• _EXERCISE GOAL_: Would you please set down the data again exactly as given, excluding the pictures?

• _GIVEN DATA_:
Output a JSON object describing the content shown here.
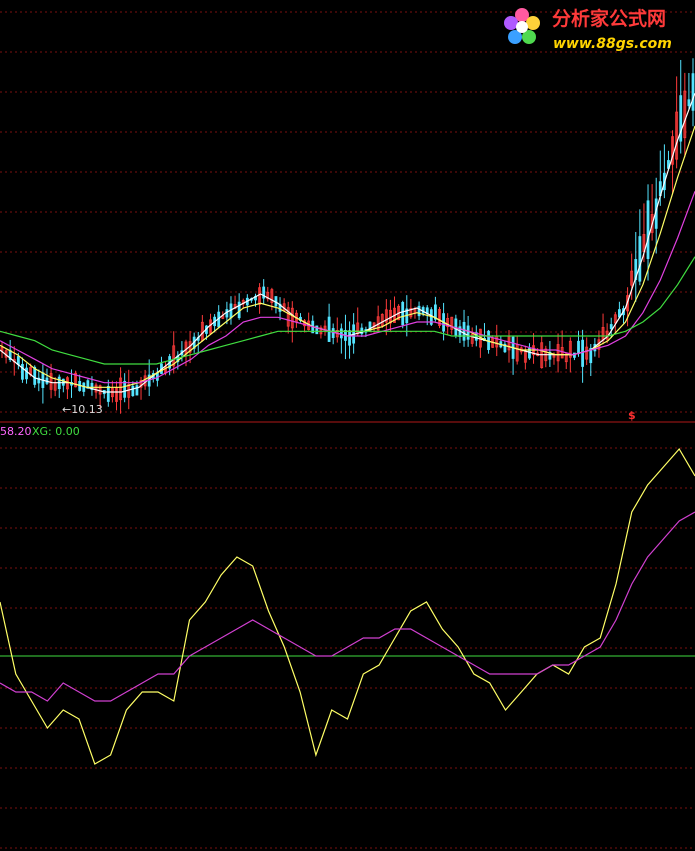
{
  "colors": {
    "background": "#000000",
    "grid": "#7a1010",
    "divider": "#b01818",
    "candle_up": "#ff3b3b",
    "candle_down": "#54e4ff",
    "ma_short": "#ffffff",
    "ma_mid": "#ffff66",
    "ma_long": "#e040e0",
    "ma_longest": "#40dd40",
    "osc_fast": "#ffff66",
    "osc_slow": "#d040d0",
    "zero_line": "#40dd40",
    "low_label": "#dddddd",
    "indicator_text": "#ff66ff",
    "xg_text": "#40dd40",
    "signal_marker": "#ff3030"
  },
  "logo": {
    "text": "分析家公式网",
    "url": "www.88gs.com",
    "icon": "flower-icon"
  },
  "price_panel": {
    "low_marker_label": "←10.13",
    "signal_marker": "$"
  },
  "indicator_panel": {
    "value_text": "58.20",
    "xg_text": "XG: 0.00"
  },
  "chart_data": [
    {
      "type": "line",
      "subtype": "candlestick",
      "ylabel": "",
      "grid": true,
      "low_label_value": 10.13,
      "series": [
        {
          "color_key": "ma_short",
          "values": [
            11.0,
            10.7,
            10.4,
            10.3,
            10.3,
            10.2,
            10.1,
            10.1,
            10.2,
            10.5,
            10.8,
            11.1,
            11.5,
            11.8,
            12.0,
            12.2,
            12.0,
            11.7,
            11.5,
            11.4,
            11.3,
            11.4,
            11.6,
            11.8,
            11.9,
            11.7,
            11.5,
            11.3,
            11.2,
            11.1,
            11.0,
            10.9,
            10.9,
            10.9,
            11.0,
            11.3,
            11.9,
            13.0,
            14.3,
            15.5,
            16.5
          ]
        },
        {
          "color_key": "ma_mid",
          "values": [
            11.1,
            10.9,
            10.6,
            10.4,
            10.3,
            10.2,
            10.2,
            10.2,
            10.3,
            10.5,
            10.7,
            11.0,
            11.3,
            11.6,
            11.9,
            12.0,
            11.9,
            11.7,
            11.5,
            11.4,
            11.4,
            11.4,
            11.5,
            11.7,
            11.8,
            11.7,
            11.5,
            11.4,
            11.2,
            11.1,
            11.0,
            11.0,
            10.9,
            10.9,
            11.0,
            11.2,
            11.6,
            12.4,
            13.5,
            14.7,
            15.8
          ]
        },
        {
          "color_key": "ma_long",
          "values": [
            11.2,
            11.0,
            10.8,
            10.6,
            10.5,
            10.4,
            10.3,
            10.3,
            10.3,
            10.4,
            10.6,
            10.8,
            11.1,
            11.3,
            11.6,
            11.7,
            11.7,
            11.6,
            11.5,
            11.4,
            11.3,
            11.3,
            11.4,
            11.5,
            11.6,
            11.6,
            11.5,
            11.4,
            11.3,
            11.2,
            11.1,
            11.0,
            11.0,
            10.9,
            11.0,
            11.1,
            11.3,
            11.8,
            12.5,
            13.4,
            14.4
          ]
        },
        {
          "color_key": "ma_longest",
          "values": [
            11.4,
            11.3,
            11.2,
            11.0,
            10.9,
            10.8,
            10.7,
            10.7,
            10.7,
            10.7,
            10.8,
            10.9,
            11.0,
            11.1,
            11.2,
            11.3,
            11.4,
            11.4,
            11.4,
            11.4,
            11.4,
            11.4,
            11.4,
            11.4,
            11.4,
            11.4,
            11.3,
            11.3,
            11.3,
            11.3,
            11.3,
            11.3,
            11.3,
            11.3,
            11.3,
            11.3,
            11.4,
            11.6,
            11.9,
            12.4,
            13.0
          ]
        }
      ]
    },
    {
      "type": "line",
      "grid": true,
      "reference_line": 0,
      "series": [
        {
          "name": "58.20",
          "color_key": "osc_fast",
          "values": [
            30,
            -10,
            -25,
            -40,
            -30,
            -35,
            -60,
            -55,
            -30,
            -20,
            -20,
            -25,
            20,
            30,
            45,
            55,
            50,
            25,
            5,
            -20,
            -55,
            -30,
            -35,
            -10,
            -5,
            10,
            25,
            30,
            15,
            5,
            -10,
            -15,
            -30,
            -20,
            -10,
            -5,
            -10,
            5,
            10,
            40,
            80,
            95,
            105,
            115,
            100
          ]
        },
        {
          "name": "XG",
          "color_key": "osc_slow",
          "values": [
            -15,
            -20,
            -20,
            -25,
            -15,
            -20,
            -25,
            -25,
            -20,
            -15,
            -10,
            -10,
            0,
            5,
            10,
            15,
            20,
            15,
            10,
            5,
            0,
            0,
            5,
            10,
            10,
            15,
            15,
            10,
            5,
            0,
            -5,
            -10,
            -10,
            -10,
            -10,
            -5,
            -5,
            0,
            5,
            20,
            40,
            55,
            65,
            75,
            80
          ]
        }
      ]
    }
  ]
}
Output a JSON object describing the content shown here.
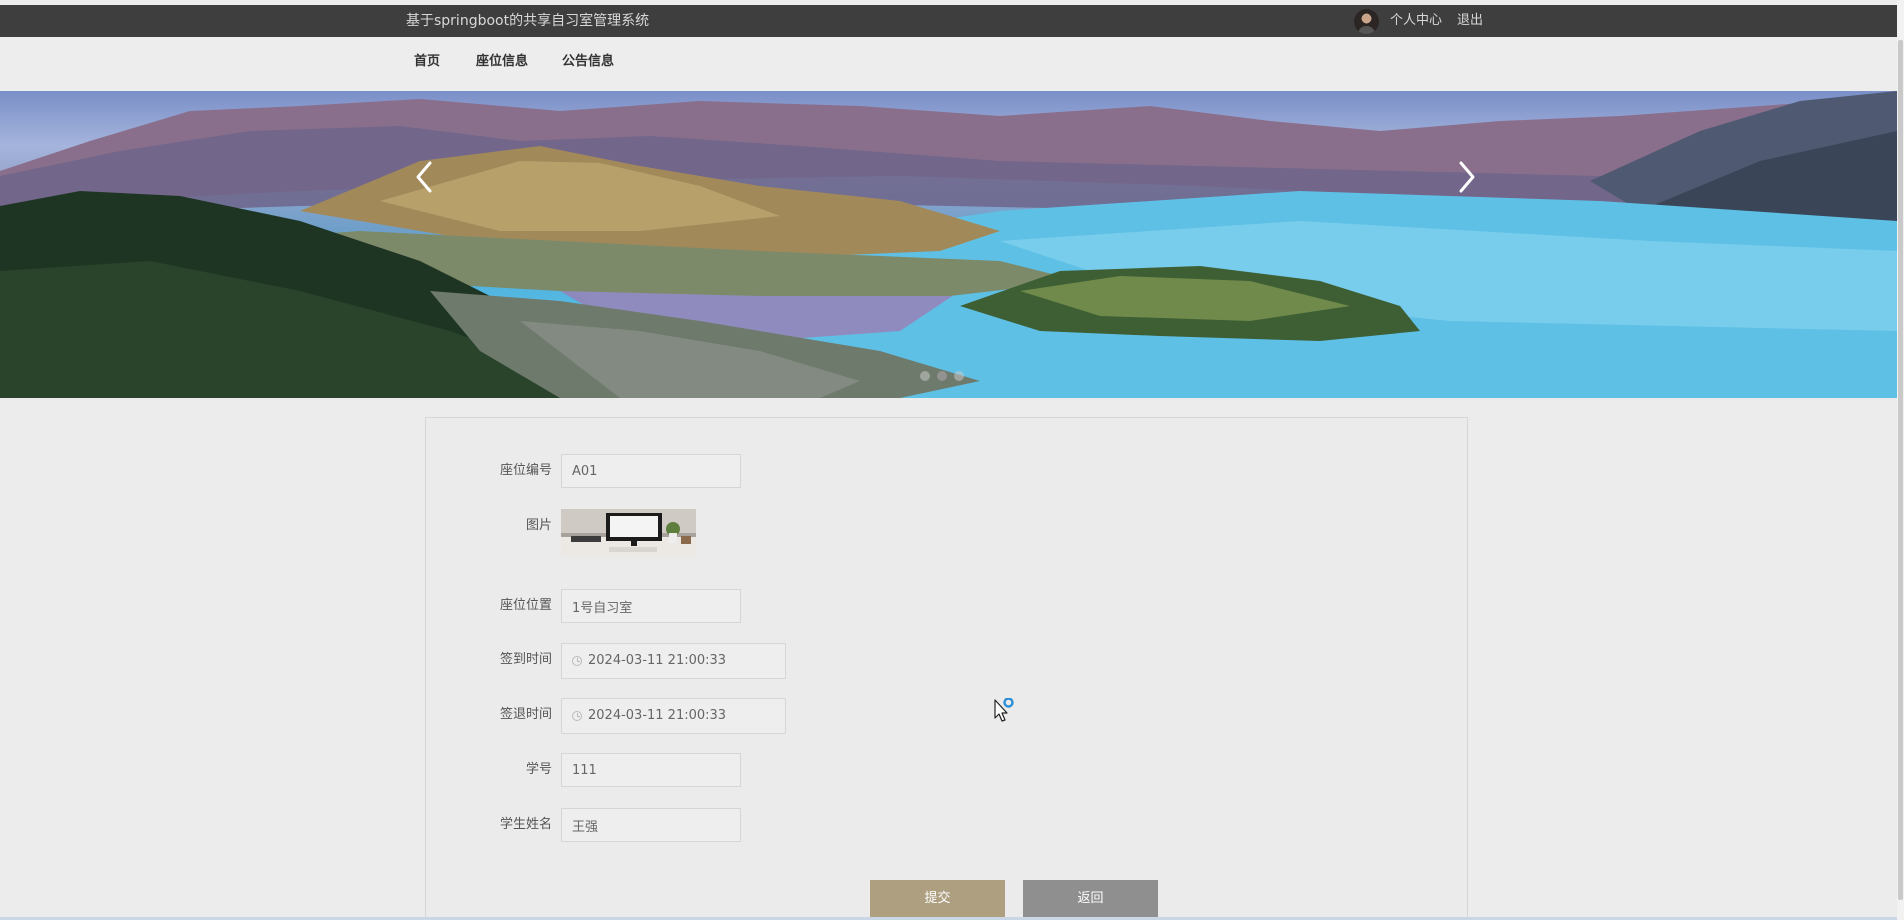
{
  "header": {
    "site_title": "基于springboot的共享自习室管理系统",
    "personal_center": "个人中心",
    "logout": "退出"
  },
  "nav": {
    "items": [
      {
        "label": "首页"
      },
      {
        "label": "座位信息"
      },
      {
        "label": "公告信息"
      }
    ]
  },
  "banner": {
    "slide_count": 3,
    "active_slide": 2,
    "image_description_icon": "landscape-photo"
  },
  "form": {
    "seat_number": {
      "label": "座位编号",
      "value": "A01"
    },
    "image": {
      "label": "图片"
    },
    "seat_location": {
      "label": "座位位置",
      "value": "1号自习室"
    },
    "checkin_time": {
      "label": "签到时间",
      "value": "2024-03-11 21:00:33"
    },
    "checkout_time": {
      "label": "签退时间",
      "value": "2024-03-11 21:00:33"
    },
    "student_id": {
      "label": "学号",
      "value": "111"
    },
    "student_name": {
      "label": "学生姓名",
      "value": "王强"
    },
    "submit_label": "提交",
    "back_label": "返回"
  },
  "colors": {
    "topbar": "#3e3e3e",
    "submit_button": "#ad9f80",
    "back_button": "#8f8f8f",
    "page_background": "#ececec"
  }
}
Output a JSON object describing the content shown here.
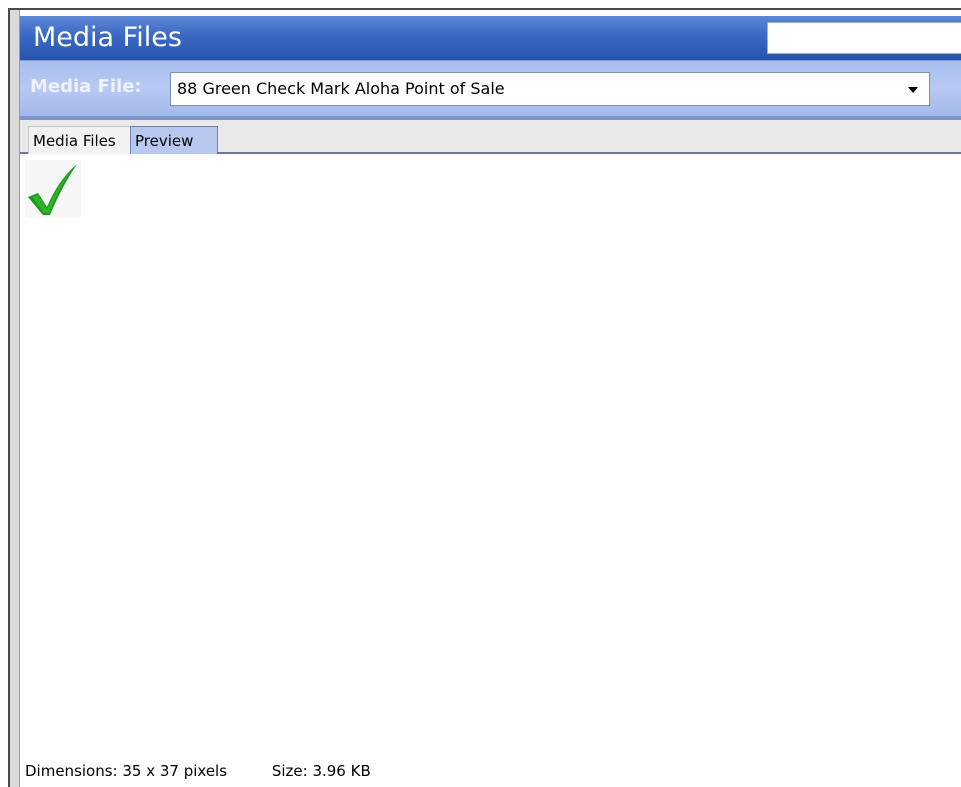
{
  "title_bar": {
    "title": "Media Files",
    "search_value": ""
  },
  "media_file": {
    "label": "Media File:",
    "selected": "88 Green Check Mark Aloha Point of Sale"
  },
  "tabs": [
    {
      "label": "Media Files",
      "active": false
    },
    {
      "label": "Preview",
      "active": true
    }
  ],
  "preview": {
    "image_icon": "green-check-mark-icon",
    "image_color": "#1a9a17"
  },
  "status": {
    "dimensions": "Dimensions: 35 x 37 pixels",
    "size": "Size: 3.96 KB"
  },
  "colors": {
    "title_bar": "#3a69c4",
    "file_bar": "#b3c6f2",
    "active_tab": "#b8c8ee"
  }
}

• _EXERCISE SOLUTION_:
Output a JSON object describing the content shown here.
{
  "colors": {
    "background": "#000000",
    "grid": "#7a1010",
    "divider": "#b01818",
    "candle_up": "#ff3b3b",
    "candle_down": "#54e4ff",
    "ma_short": "#ffffff",
    "ma_mid": "#ffff66",
    "ma_long": "#e040e0",
    "ma_longest": "#40dd40",
    "osc_fast": "#ffff66",
    "osc_slow": "#d040d0",
    "zero_line": "#40dd40",
    "low_label": "#dddddd",
    "indicator_text": "#ff66ff",
    "xg_text": "#40dd40",
    "signal_marker": "#ff3030"
  },
  "logo": {
    "text": "分析家公式网",
    "url": "www.88gs.com",
    "icon": "flower-icon"
  },
  "price_panel": {
    "low_marker_label": "←10.13",
    "signal_marker": "$"
  },
  "indicator_panel": {
    "value_text": "58.20",
    "xg_text": "XG: 0.00"
  },
  "chart_data": [
    {
      "type": "line",
      "subtype": "candlestick",
      "ylabel": "",
      "grid": true,
      "low_label_value": 10.13,
      "series": [
        {
          "color_key": "ma_short",
          "values": [
            11.0,
            10.7,
            10.4,
            10.3,
            10.3,
            10.2,
            10.1,
            10.1,
            10.2,
            10.5,
            10.8,
            11.1,
            11.5,
            11.8,
            12.0,
            12.2,
            12.0,
            11.7,
            11.5,
            11.4,
            11.3,
            11.4,
            11.6,
            11.8,
            11.9,
            11.7,
            11.5,
            11.3,
            11.2,
            11.1,
            11.0,
            10.9,
            10.9,
            10.9,
            11.0,
            11.3,
            11.9,
            13.0,
            14.3,
            15.5,
            16.5
          ]
        },
        {
          "color_key": "ma_mid",
          "values": [
            11.1,
            10.9,
            10.6,
            10.4,
            10.3,
            10.2,
            10.2,
            10.2,
            10.3,
            10.5,
            10.7,
            11.0,
            11.3,
            11.6,
            11.9,
            12.0,
            11.9,
            11.7,
            11.5,
            11.4,
            11.4,
            11.4,
            11.5,
            11.7,
            11.8,
            11.7,
            11.5,
            11.4,
            11.2,
            11.1,
            11.0,
            11.0,
            10.9,
            10.9,
            11.0,
            11.2,
            11.6,
            12.4,
            13.5,
            14.7,
            15.8
          ]
        },
        {
          "color_key": "ma_long",
          "values": [
            11.2,
            11.0,
            10.8,
            10.6,
            10.5,
            10.4,
            10.3,
            10.3,
            10.3,
            10.4,
            10.6,
            10.8,
            11.1,
            11.3,
            11.6,
            11.7,
            11.7,
            11.6,
            11.5,
            11.4,
            11.3,
            11.3,
            11.4,
            11.5,
            11.6,
            11.6,
            11.5,
            11.4,
            11.3,
            11.2,
            11.1,
            11.0,
            11.0,
            10.9,
            11.0,
            11.1,
            11.3,
            11.8,
            12.5,
            13.4,
            14.4
          ]
        },
        {
          "color_key": "ma_longest",
          "values": [
            11.4,
            11.3,
            11.2,
            11.0,
            10.9,
            10.8,
            10.7,
            10.7,
            10.7,
            10.7,
            10.8,
            10.9,
            11.0,
            11.1,
            11.2,
            11.3,
            11.4,
            11.4,
            11.4,
            11.4,
            11.4,
            11.4,
            11.4,
            11.4,
            11.4,
            11.4,
            11.3,
            11.3,
            11.3,
            11.3,
            11.3,
            11.3,
            11.3,
            11.3,
            11.3,
            11.3,
            11.4,
            11.6,
            11.9,
            12.4,
            13.0
          ]
        }
      ]
    },
    {
      "type": "line",
      "grid": true,
      "reference_line": 0,
      "series": [
        {
          "name": "58.20",
          "color_key": "osc_fast",
          "values": [
            30,
            -10,
            -25,
            -40,
            -30,
            -35,
            -60,
            -55,
            -30,
            -20,
            -20,
            -25,
            20,
            30,
            45,
            55,
            50,
            25,
            5,
            -20,
            -55,
            -30,
            -35,
            -10,
            -5,
            10,
            25,
            30,
            15,
            5,
            -10,
            -15,
            -30,
            -20,
            -10,
            -5,
            -10,
            5,
            10,
            40,
            80,
            95,
            105,
            115,
            100
          ]
        },
        {
          "name": "XG",
          "color_key": "osc_slow",
          "values": [
            -15,
            -20,
            -20,
            -25,
            -15,
            -20,
            -25,
            -25,
            -20,
            -15,
            -10,
            -10,
            0,
            5,
            10,
            15,
            20,
            15,
            10,
            5,
            0,
            0,
            5,
            10,
            10,
            15,
            15,
            10,
            5,
            0,
            -5,
            -10,
            -10,
            -10,
            -10,
            -5,
            -5,
            0,
            5,
            20,
            40,
            55,
            65,
            75,
            80
          ]
        }
      ]
    }
  ]
}
Output a JSON object describing the content shown here.
{
  "header": {
    "site_title": "基于springboot的共享自习室管理系统",
    "personal_center": "个人中心",
    "logout": "退出"
  },
  "nav": {
    "items": [
      {
        "label": "首页"
      },
      {
        "label": "座位信息"
      },
      {
        "label": "公告信息"
      }
    ]
  },
  "banner": {
    "slide_count": 3,
    "active_slide": 2,
    "image_description_icon": "landscape-photo"
  },
  "form": {
    "seat_number": {
      "label": "座位编号",
      "value": "A01"
    },
    "image": {
      "label": "图片"
    },
    "seat_location": {
      "label": "座位位置",
      "value": "1号自习室"
    },
    "checkin_time": {
      "label": "签到时间",
      "value": "2024-03-11 21:00:33"
    },
    "checkout_time": {
      "label": "签退时间",
      "value": "2024-03-11 21:00:33"
    },
    "student_id": {
      "label": "学号",
      "value": "111"
    },
    "student_name": {
      "label": "学生姓名",
      "value": "王强"
    },
    "submit_label": "提交",
    "back_label": "返回"
  },
  "colors": {
    "topbar": "#3e3e3e",
    "submit_button": "#ad9f80",
    "back_button": "#8f8f8f",
    "page_background": "#ececec"
  }
}
Output a JSON object describing the content shown here.
{
  "title_bar": {
    "title": "Media Files",
    "search_value": ""
  },
  "media_file": {
    "label": "Media File:",
    "selected": "88 Green Check Mark Aloha Point of Sale"
  },
  "tabs": [
    {
      "label": "Media Files",
      "active": false
    },
    {
      "label": "Preview",
      "active": true
    }
  ],
  "preview": {
    "image_icon": "green-check-mark-icon",
    "image_color": "#1a9a17"
  },
  "status": {
    "dimensions": "Dimensions: 35 x 37 pixels",
    "size": "Size: 3.96 KB"
  },
  "colors": {
    "title_bar": "#3a69c4",
    "file_bar": "#b3c6f2",
    "active_tab": "#b8c8ee"
  }
}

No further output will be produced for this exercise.